Join Community Cleanups
Many localities have regular cleanups through programs like Adopt-A-Highway, Adopt- A-Park, The Great American Cleanup, Clean the Bay Day, and the International Coastal Cleanup. Get out and lend a hand!
Follow the Chesapeake Environmental Improvement Council (CEIC)
Volunteer with Local Environmental Organizations
Local organizations are always looking for volunteers to help with a broad array of activities. From cleanups to advocacy, the efforts of volunteers are what make non- profit organizations effective. Check with your favorite organizations for volunteer opportunities or browse https://www.volunteerhr.org/
Participate in the Activities of City Boards and Commissions
There are several Chesapeake City boards and commissions, in addition to the CEIC, that deal with environmentally-related issues. These include the Chesapeake Agricultural Advisory Commission, Chesapeake Bay Preservation Area Board, Chesapeake Bicycles/Trails Advisory Committee, and the Stormwater Committee.
Link: Chesapeake Bards and Commissions
Make Your Voice Heard by the Planning Commission and City Council
The Planning Commission and City Council work on many land-use issues and City policies. The Planning Commission has public hearings on the 2nd Wednesday of the month. The City Council has public hearings on most Tuesday evenings.
Link: Chesapeake Council Meeting Information
Become an Environmental and Conservation Advocate
As a citizen and a constituent, you have the power to contact your elected officials at the city, state, and federal level about issues that are important to you. Tools include e-mails, letters, in-person meetings, comments at public hearings, and even letters to the editor of local newspapers. Get more tips on effective communication from this primer.
Link: Public Policy Advocacy Toolkit
Share Your Knowledge and Set a Good Example
Share what you know and be a good example for others. Model good behavior and others are more likely to trust you and change their own behaviors.
Link: Six Ways to Help People Change
Elections matter. Ensure that you are registered to vote and do so in all elections. Research the candidates running for office and support those who can best achieve your goals. If you can’t get to the polls, apply for an absentee mail-in ballot.
Link: Virginia Voter Information
Go Outside, Enjoy Nature, and Bring a Friend
Studies show that getting out in nature improves health and happiness.

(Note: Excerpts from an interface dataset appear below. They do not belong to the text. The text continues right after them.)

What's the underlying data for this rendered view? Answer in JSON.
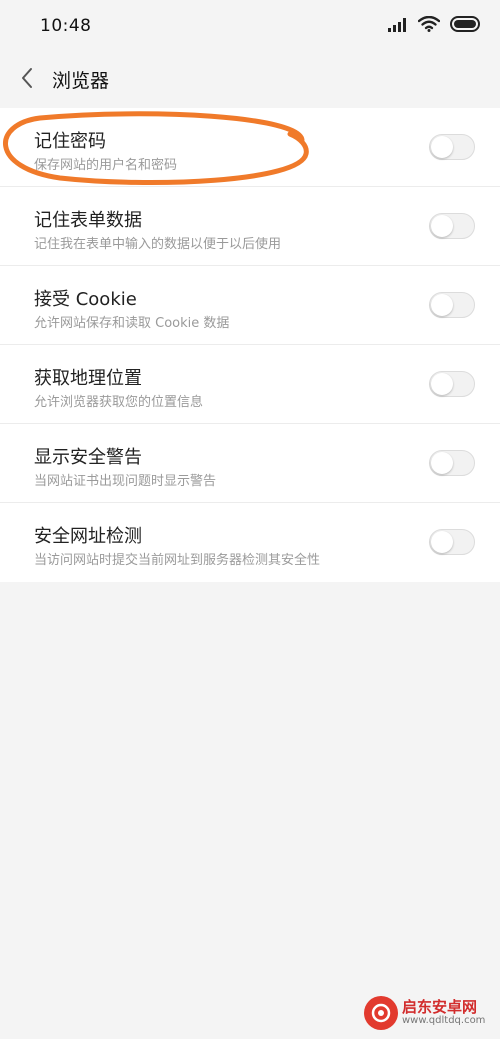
{
  "status_bar": {
    "time": "10:48",
    "icons": [
      "signal-icon",
      "wifi-icon",
      "battery-icon"
    ]
  },
  "nav": {
    "back_icon": "chevron-left-icon",
    "title": "浏览器"
  },
  "settings": [
    {
      "title": "记住密码",
      "subtitle": "保存网站的用户名和密码",
      "enabled": false
    },
    {
      "title": "记住表单数据",
      "subtitle": "记住我在表单中输入的数据以便于以后使用",
      "enabled": false
    },
    {
      "title": "接受 Cookie",
      "subtitle": "允许网站保存和读取 Cookie 数据",
      "enabled": false
    },
    {
      "title": "获取地理位置",
      "subtitle": "允许浏览器获取您的位置信息",
      "enabled": false
    },
    {
      "title": "显示安全警告",
      "subtitle": "当网站证书出现问题时显示警告",
      "enabled": false
    },
    {
      "title": "安全网址检测",
      "subtitle": "当访问网站时提交当前网址到服务器检测其安全性",
      "enabled": false
    }
  ],
  "annotation_color": "#f07a2a",
  "watermark": {
    "name": "启东安卓网",
    "url": "www.qdltdq.com"
  }
}
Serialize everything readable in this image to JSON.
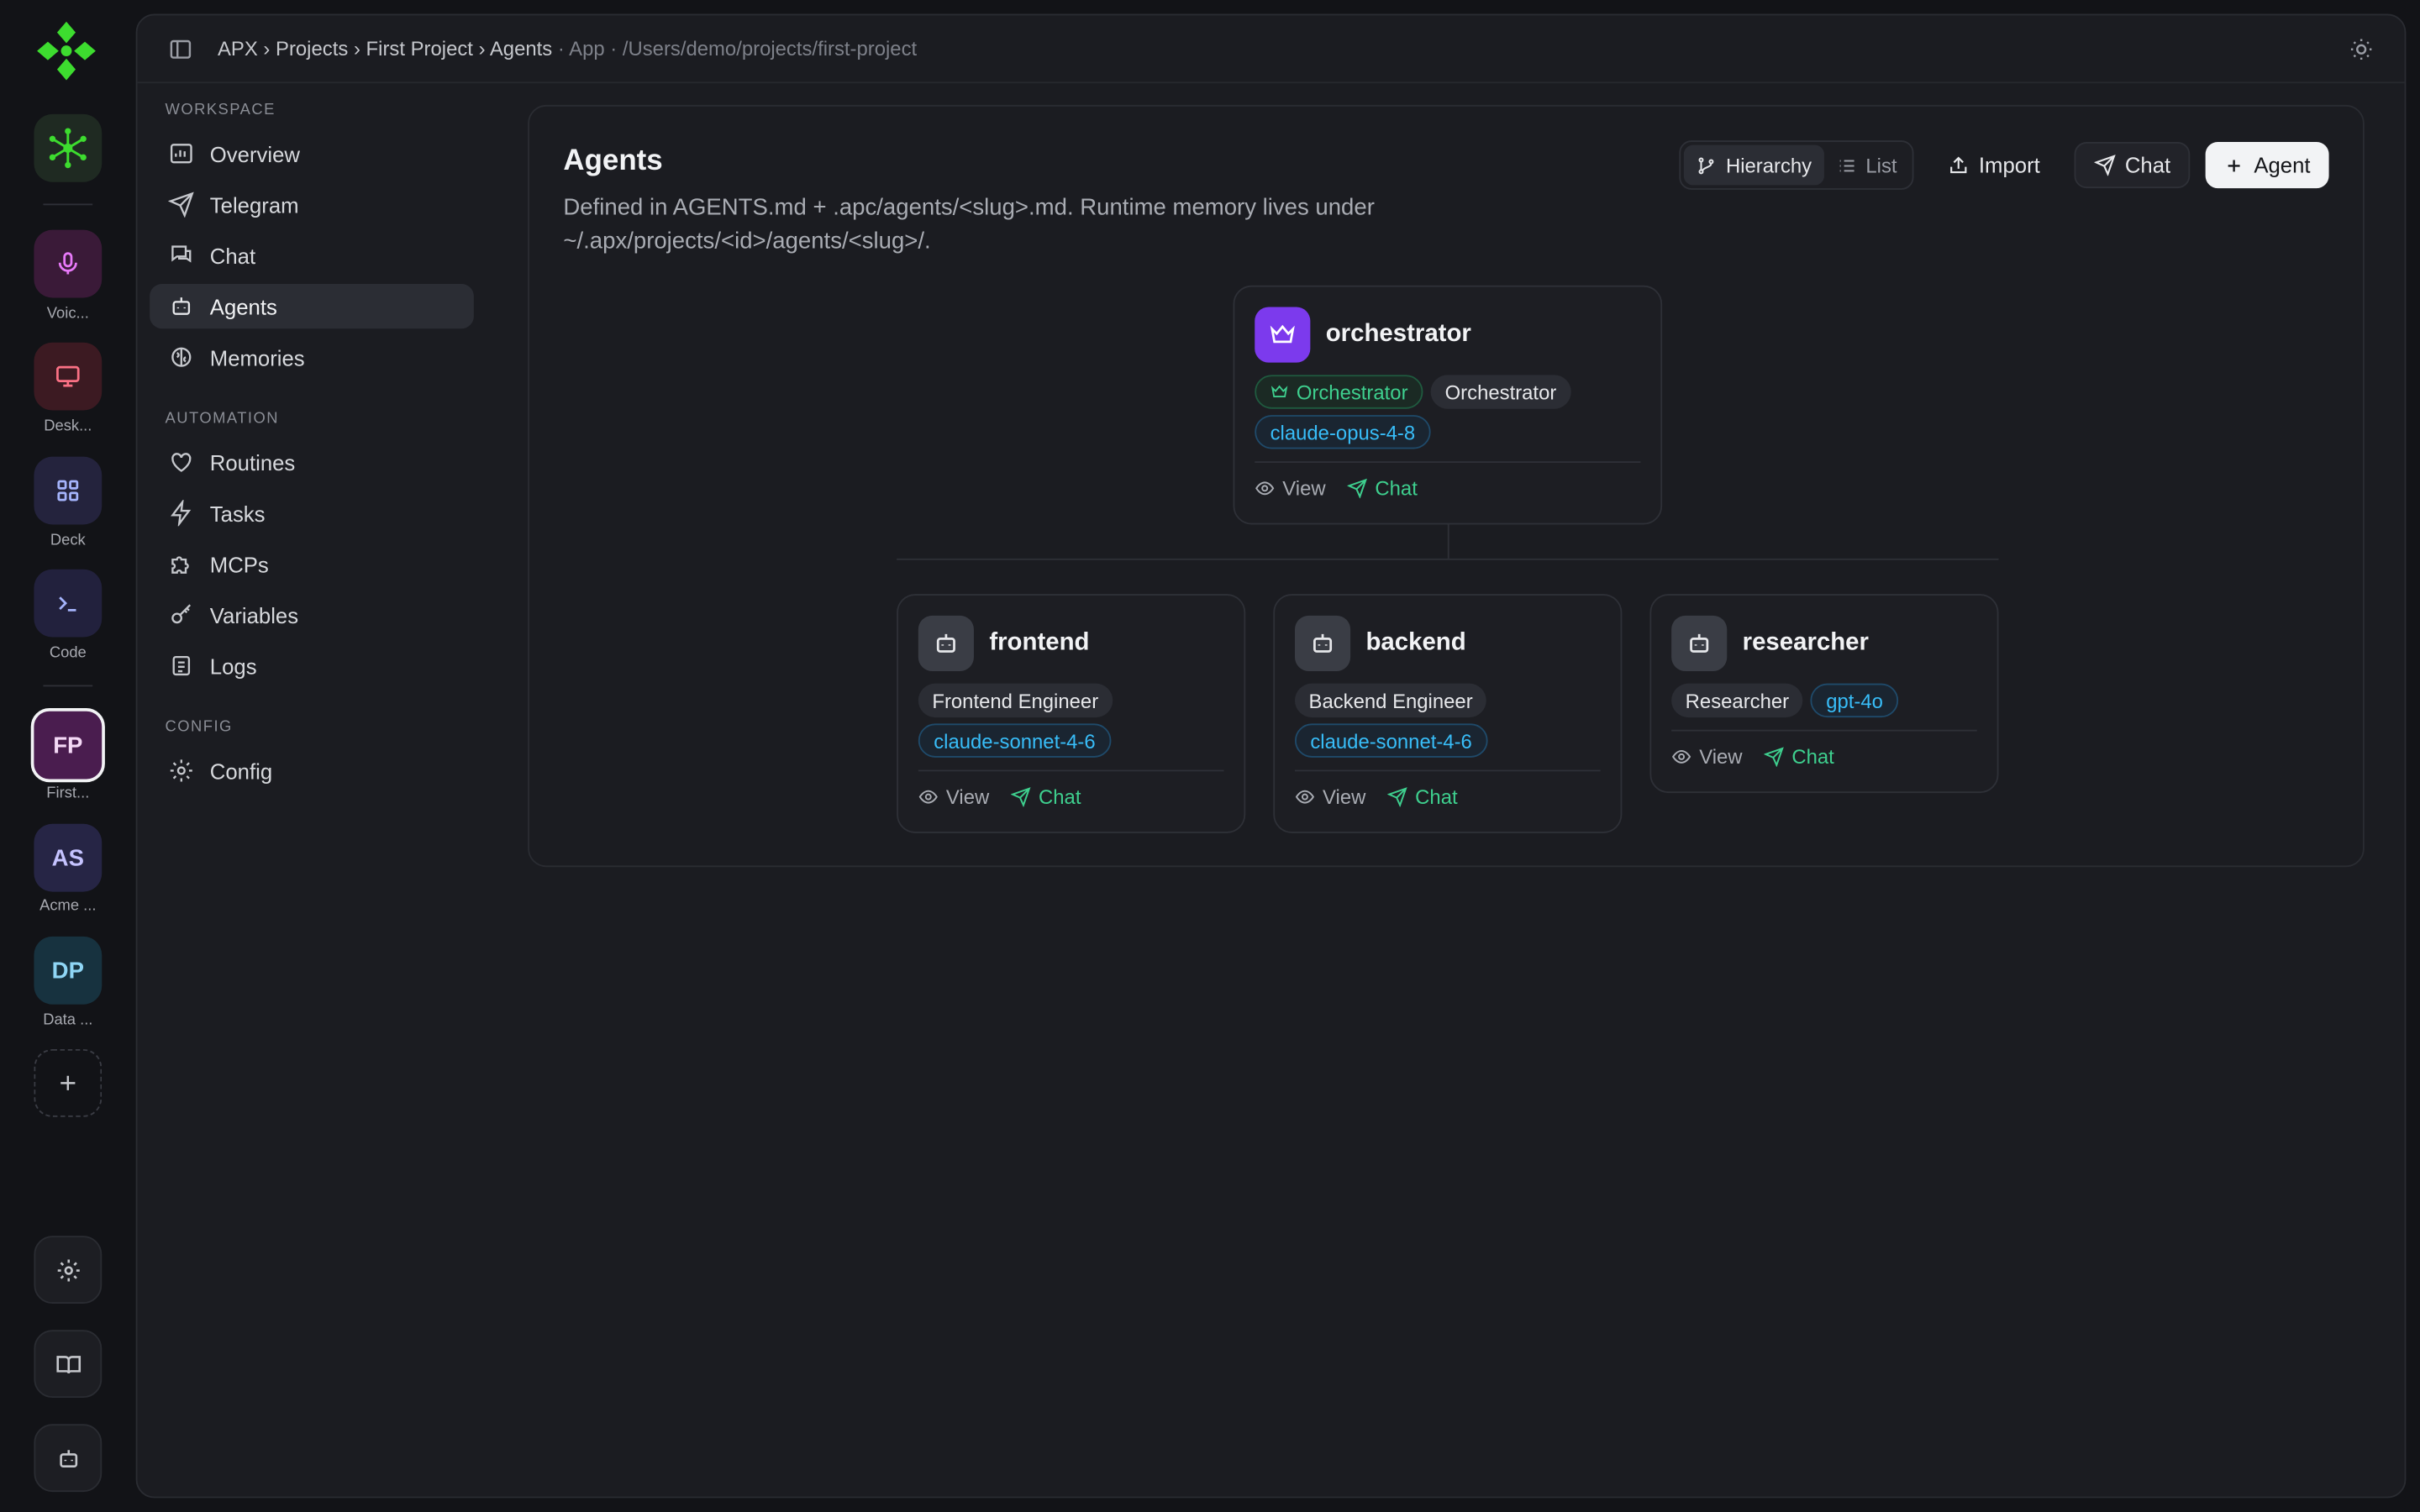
{
  "rail": {
    "items": [
      {
        "label": "Voic...",
        "icon": "microphone-icon"
      },
      {
        "label": "Desk...",
        "icon": "monitor-icon"
      },
      {
        "label": "Deck",
        "icon": "grid-icon"
      },
      {
        "label": "Code",
        "icon": "terminal-icon"
      }
    ],
    "projects": [
      {
        "initials": "FP",
        "label": "First...",
        "color": "#4a1d4f",
        "text": "#f4d9f6"
      },
      {
        "initials": "AS",
        "label": "Acme ...",
        "color": "#262545",
        "text": "#c5c3ff"
      },
      {
        "initials": "DP",
        "label": "Data ...",
        "color": "#17323f",
        "text": "#8fd6f5"
      }
    ]
  },
  "breadcrumb": {
    "apx": "APX",
    "projects": "Projects",
    "project": "First Project",
    "page": "Agents",
    "suffix": "· App · /Users/demo/projects/first-project"
  },
  "nav": {
    "workspace_label": "WORKSPACE",
    "workspace": [
      "Overview",
      "Telegram",
      "Chat",
      "Agents",
      "Memories"
    ],
    "automation_label": "AUTOMATION",
    "automation": [
      "Routines",
      "Tasks",
      "MCPs",
      "Variables",
      "Logs"
    ],
    "config_label": "CONFIG",
    "config": [
      "Config"
    ]
  },
  "page": {
    "title": "Agents",
    "description": "Defined in AGENTS.md + .apc/agents/<slug>.md. Runtime memory lives under ~/.apx/projects/<id>/agents/<slug>/."
  },
  "toolbar": {
    "hierarchy": "Hierarchy",
    "list": "List",
    "import": "Import",
    "chat": "Chat",
    "agent": "Agent"
  },
  "agents": {
    "orchestrator": {
      "name": "orchestrator",
      "badge": "Orchestrator",
      "role": "Orchestrator",
      "model": "claude-opus-4-8"
    },
    "frontend": {
      "name": "frontend",
      "role": "Frontend Engineer",
      "model": "claude-sonnet-4-6"
    },
    "backend": {
      "name": "backend",
      "role": "Backend Engineer",
      "model": "claude-sonnet-4-6"
    },
    "researcher": {
      "name": "researcher",
      "role": "Researcher",
      "model": "gpt-4o"
    }
  },
  "actions": {
    "view": "View",
    "chat": "Chat"
  },
  "colors": {
    "accent_green": "#3ecf8e",
    "model_blue": "#38bdf8",
    "orchestrator_purple": "#7c3aed",
    "logo_green": "#3ddc2f"
  }
}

Encouraging others to enjoy the great outdoors may inspire them to protect the natural world around us. We are surrounded by beautiful natural areas in Chesapeake.

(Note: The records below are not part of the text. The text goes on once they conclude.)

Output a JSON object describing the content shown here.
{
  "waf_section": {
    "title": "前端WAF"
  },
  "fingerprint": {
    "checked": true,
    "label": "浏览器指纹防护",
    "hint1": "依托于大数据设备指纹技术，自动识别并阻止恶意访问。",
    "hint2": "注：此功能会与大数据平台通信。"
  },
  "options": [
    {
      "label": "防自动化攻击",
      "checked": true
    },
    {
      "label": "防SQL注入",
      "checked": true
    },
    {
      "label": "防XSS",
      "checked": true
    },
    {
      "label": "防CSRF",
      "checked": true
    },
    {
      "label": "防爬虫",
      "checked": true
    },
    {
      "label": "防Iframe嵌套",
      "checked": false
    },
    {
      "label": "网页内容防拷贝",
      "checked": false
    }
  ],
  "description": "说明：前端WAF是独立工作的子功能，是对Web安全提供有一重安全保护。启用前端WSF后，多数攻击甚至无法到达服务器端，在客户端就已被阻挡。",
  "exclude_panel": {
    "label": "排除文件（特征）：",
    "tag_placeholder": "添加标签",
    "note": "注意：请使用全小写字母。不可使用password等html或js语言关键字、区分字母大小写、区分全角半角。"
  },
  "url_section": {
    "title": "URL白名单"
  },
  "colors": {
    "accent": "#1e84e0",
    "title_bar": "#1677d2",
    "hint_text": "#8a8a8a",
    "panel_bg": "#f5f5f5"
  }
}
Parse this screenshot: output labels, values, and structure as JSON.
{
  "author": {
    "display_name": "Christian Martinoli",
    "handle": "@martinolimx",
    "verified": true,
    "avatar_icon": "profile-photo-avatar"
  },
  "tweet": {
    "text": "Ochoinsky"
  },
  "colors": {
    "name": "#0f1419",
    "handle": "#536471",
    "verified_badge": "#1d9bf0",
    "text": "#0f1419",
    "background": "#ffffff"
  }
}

Prepared by members of the Chesapeake Environmental Improvement Council and Chesapeake Parks, Recreation and Tourism staff for Earth Day 2020